INPUT DATA:
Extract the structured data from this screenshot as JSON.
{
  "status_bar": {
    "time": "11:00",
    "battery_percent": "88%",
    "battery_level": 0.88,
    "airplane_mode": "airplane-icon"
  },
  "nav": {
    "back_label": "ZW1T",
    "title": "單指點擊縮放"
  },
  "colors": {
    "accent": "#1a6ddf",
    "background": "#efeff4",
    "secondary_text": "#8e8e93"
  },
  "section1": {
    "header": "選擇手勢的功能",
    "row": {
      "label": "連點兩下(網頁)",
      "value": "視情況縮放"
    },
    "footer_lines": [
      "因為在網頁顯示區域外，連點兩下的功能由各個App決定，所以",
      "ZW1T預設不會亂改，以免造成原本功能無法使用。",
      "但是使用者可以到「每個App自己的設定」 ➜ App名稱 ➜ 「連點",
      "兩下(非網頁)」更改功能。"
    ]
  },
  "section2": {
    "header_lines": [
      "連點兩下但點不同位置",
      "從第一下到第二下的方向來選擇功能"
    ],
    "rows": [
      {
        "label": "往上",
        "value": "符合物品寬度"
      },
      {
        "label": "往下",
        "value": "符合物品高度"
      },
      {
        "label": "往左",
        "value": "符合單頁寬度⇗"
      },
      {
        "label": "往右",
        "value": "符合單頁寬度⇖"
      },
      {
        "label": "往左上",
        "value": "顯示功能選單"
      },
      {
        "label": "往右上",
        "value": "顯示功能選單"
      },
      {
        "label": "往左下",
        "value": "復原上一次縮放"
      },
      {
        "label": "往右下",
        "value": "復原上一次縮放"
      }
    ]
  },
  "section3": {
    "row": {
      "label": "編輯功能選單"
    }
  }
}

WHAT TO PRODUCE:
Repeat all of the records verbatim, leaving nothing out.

ANSWER BOX:
Extract the structured data from this screenshot as JSON.
{
  "status_bar": {
    "time": "11:00",
    "battery_percent": "88%",
    "battery_level": 0.88,
    "airplane_mode": "airplane-icon"
  },
  "nav": {
    "back_label": "ZW1T",
    "title": "單指點擊縮放"
  },
  "colors": {
    "accent": "#1a6ddf",
    "background": "#efeff4",
    "secondary_text": "#8e8e93"
  },
  "section1": {
    "header": "選擇手勢的功能",
    "row": {
      "label": "連點兩下(網頁)",
      "value": "視情況縮放"
    },
    "footer_lines": [
      "因為在網頁顯示區域外，連點兩下的功能由各個App決定，所以",
      "ZW1T預設不會亂改，以免造成原本功能無法使用。",
      "但是使用者可以到「每個App自己的設定」 ➜ App名稱 ➜ 「連點",
      "兩下(非網頁)」更改功能。"
    ]
  },
  "section2": {
    "header_lines": [
      "連點兩下但點不同位置",
      "從第一下到第二下的方向來選擇功能"
    ],
    "rows": [
      {
        "label": "往上",
        "value": "符合物品寬度"
      },
      {
        "label": "往下",
        "value": "符合物品高度"
      },
      {
        "label": "往左",
        "value": "符合單頁寬度⇗"
      },
      {
        "label": "往右",
        "value": "符合單頁寬度⇖"
      },
      {
        "label": "往左上",
        "value": "顯示功能選單"
      },
      {
        "label": "往右上",
        "value": "顯示功能選單"
      },
      {
        "label": "往左下",
        "value": "復原上一次縮放"
      },
      {
        "label": "往右下",
        "value": "復原上一次縮放"
      }
    ]
  },
  "section3": {
    "row": {
      "label": "編輯功能選單"
    }
  }
}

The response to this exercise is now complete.